In particular, all published results should, in principle, be possible to reproduce independently by scientists in other labs using different tools. To ensure this, we propose a set of standards that any publication in PLOS Computational Biology, and hopefully, publications in other journals as well, should follow. We do believe that the sooner such policies are widely adapted, the more open and collaborative science will flourish.

These 10 simple rules should not be limited to molecular dynamics but also include Monte Carlo simulations, quantum mechanics calculations, molecular docking, and any other computational methods involving computations on biological molecules.

Read the full publication here.

Publications

e-Science in Scandinavia

From the December 2018 release of Informatik Spektrum (v. 41 pp. 398–404):

e-Science in Scandinavia: The Case of the Swedish e-Science Research Center

Olivia Eriksson, Erwin Laure, Erik Lindahl, Dan Henningson & Anders Ynnerman

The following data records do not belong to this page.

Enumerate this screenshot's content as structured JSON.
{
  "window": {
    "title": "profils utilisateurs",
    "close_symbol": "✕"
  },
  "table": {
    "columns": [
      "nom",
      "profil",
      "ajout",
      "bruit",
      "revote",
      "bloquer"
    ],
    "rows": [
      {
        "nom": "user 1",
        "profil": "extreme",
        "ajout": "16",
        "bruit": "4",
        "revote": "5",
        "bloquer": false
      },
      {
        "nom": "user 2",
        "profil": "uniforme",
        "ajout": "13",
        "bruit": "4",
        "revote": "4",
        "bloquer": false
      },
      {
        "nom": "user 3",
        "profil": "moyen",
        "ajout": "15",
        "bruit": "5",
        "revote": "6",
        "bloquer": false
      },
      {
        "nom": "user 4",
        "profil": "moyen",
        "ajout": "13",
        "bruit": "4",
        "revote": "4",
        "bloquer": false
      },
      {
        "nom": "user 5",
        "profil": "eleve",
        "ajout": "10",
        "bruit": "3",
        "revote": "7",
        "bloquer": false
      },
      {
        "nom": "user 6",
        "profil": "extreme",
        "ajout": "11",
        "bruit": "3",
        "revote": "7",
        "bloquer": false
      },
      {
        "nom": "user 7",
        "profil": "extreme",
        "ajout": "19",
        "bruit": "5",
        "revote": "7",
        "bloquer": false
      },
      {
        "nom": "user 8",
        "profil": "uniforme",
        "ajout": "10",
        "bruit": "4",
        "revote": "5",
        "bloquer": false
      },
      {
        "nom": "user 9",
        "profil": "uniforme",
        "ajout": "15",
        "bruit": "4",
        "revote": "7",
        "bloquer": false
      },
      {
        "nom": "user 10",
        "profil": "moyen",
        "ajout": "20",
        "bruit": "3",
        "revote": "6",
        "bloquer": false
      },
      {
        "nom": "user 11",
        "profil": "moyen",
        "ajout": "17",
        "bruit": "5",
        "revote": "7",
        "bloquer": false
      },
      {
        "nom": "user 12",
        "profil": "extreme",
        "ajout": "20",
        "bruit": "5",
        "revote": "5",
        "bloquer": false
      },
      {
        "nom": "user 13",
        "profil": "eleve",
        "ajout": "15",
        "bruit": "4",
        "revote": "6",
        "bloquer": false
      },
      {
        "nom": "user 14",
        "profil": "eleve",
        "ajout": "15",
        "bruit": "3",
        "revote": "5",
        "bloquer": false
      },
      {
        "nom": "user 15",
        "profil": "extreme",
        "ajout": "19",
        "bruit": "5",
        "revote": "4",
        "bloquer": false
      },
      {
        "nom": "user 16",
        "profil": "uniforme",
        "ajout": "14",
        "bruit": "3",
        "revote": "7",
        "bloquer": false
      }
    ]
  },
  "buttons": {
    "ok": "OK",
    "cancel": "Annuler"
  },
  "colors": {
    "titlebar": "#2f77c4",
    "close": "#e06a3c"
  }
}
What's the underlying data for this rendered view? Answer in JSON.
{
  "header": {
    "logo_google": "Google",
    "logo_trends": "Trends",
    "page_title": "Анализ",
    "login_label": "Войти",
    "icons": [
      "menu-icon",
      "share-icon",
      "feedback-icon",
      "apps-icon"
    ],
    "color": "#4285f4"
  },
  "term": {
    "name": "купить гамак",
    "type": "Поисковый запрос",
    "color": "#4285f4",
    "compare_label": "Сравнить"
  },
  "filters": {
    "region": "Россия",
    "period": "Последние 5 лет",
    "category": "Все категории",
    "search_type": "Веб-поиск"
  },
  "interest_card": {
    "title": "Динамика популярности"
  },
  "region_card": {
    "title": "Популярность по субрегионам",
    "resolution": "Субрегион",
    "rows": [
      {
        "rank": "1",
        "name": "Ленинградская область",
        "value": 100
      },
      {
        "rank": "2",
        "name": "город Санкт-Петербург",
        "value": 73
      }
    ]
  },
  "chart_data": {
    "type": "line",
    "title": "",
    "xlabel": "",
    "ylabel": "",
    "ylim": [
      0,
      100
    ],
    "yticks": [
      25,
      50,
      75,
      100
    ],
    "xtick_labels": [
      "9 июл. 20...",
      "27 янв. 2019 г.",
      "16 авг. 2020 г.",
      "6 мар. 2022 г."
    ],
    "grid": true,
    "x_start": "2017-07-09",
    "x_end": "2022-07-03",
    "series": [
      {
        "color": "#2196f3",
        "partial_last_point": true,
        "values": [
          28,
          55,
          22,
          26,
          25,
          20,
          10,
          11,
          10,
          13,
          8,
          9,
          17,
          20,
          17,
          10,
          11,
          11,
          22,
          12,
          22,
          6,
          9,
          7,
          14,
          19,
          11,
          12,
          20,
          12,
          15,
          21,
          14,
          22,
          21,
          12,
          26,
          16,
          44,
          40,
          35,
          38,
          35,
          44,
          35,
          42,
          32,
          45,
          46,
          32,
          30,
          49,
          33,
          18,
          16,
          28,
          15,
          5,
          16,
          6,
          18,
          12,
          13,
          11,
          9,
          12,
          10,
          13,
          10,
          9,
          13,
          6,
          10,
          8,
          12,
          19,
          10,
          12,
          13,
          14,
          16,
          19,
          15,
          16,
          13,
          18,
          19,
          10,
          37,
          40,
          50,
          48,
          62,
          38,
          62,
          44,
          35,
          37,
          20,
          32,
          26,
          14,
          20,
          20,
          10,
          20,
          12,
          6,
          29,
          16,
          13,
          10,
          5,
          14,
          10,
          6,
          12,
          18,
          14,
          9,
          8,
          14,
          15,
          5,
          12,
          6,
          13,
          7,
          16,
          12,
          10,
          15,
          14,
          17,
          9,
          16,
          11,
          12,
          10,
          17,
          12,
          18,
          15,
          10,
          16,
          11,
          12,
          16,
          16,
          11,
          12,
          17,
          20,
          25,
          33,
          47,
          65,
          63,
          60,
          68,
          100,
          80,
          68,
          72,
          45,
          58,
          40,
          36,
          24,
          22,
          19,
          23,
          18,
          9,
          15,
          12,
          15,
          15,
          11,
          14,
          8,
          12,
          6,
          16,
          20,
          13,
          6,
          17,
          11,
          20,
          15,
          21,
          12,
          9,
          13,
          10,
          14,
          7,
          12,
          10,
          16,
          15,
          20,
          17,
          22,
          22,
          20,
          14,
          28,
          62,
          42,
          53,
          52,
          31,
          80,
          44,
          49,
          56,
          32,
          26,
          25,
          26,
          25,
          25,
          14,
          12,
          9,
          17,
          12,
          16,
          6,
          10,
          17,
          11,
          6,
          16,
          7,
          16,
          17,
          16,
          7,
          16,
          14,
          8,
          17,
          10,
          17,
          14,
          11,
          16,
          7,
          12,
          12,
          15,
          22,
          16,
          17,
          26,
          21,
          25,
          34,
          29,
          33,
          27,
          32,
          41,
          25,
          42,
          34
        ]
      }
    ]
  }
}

The Swedish e-Science Research Centre (SeRC) is based on a collaboration between four Swedish universities: The KTH Royal Institute of Technology (KTH), Stockholm University (SU), Karolinska Institutet (KI) and Linköping University (LiU). SeRC’s mission statement is to develop state-of-the-art eScience tools and provide e-infrastructure support to existing and emerging e-Science research communities to help bring about scientific breakthroughs in Sweden. SeRC was founded in 2010 as the result of the Strategic Research Area (SRA) initiative launched by the Swedish Government Bill on Research Policy in 2008, where a total of 24 different strategic research areas were defined – one of which was e-Science. Initially SeRC was granted funding for 5 years. During those first 5 years, SeRC built up an organization for e-Science research, which has been highly successful. This was reflected in the excellent grades that SeRC received when the SRAs in Sweden were evaluated in 2015, and the fact that after this, SeRC received funding for at least 5 more years. This new phase of SeRC partly focuses on activities relating to emerging technologies (such as exascale systems and data-driven science) while also consolidating SeRC’s ongoing efforts in working towards a long-lasting e-Science environment in Sweden.

Read the full publication here.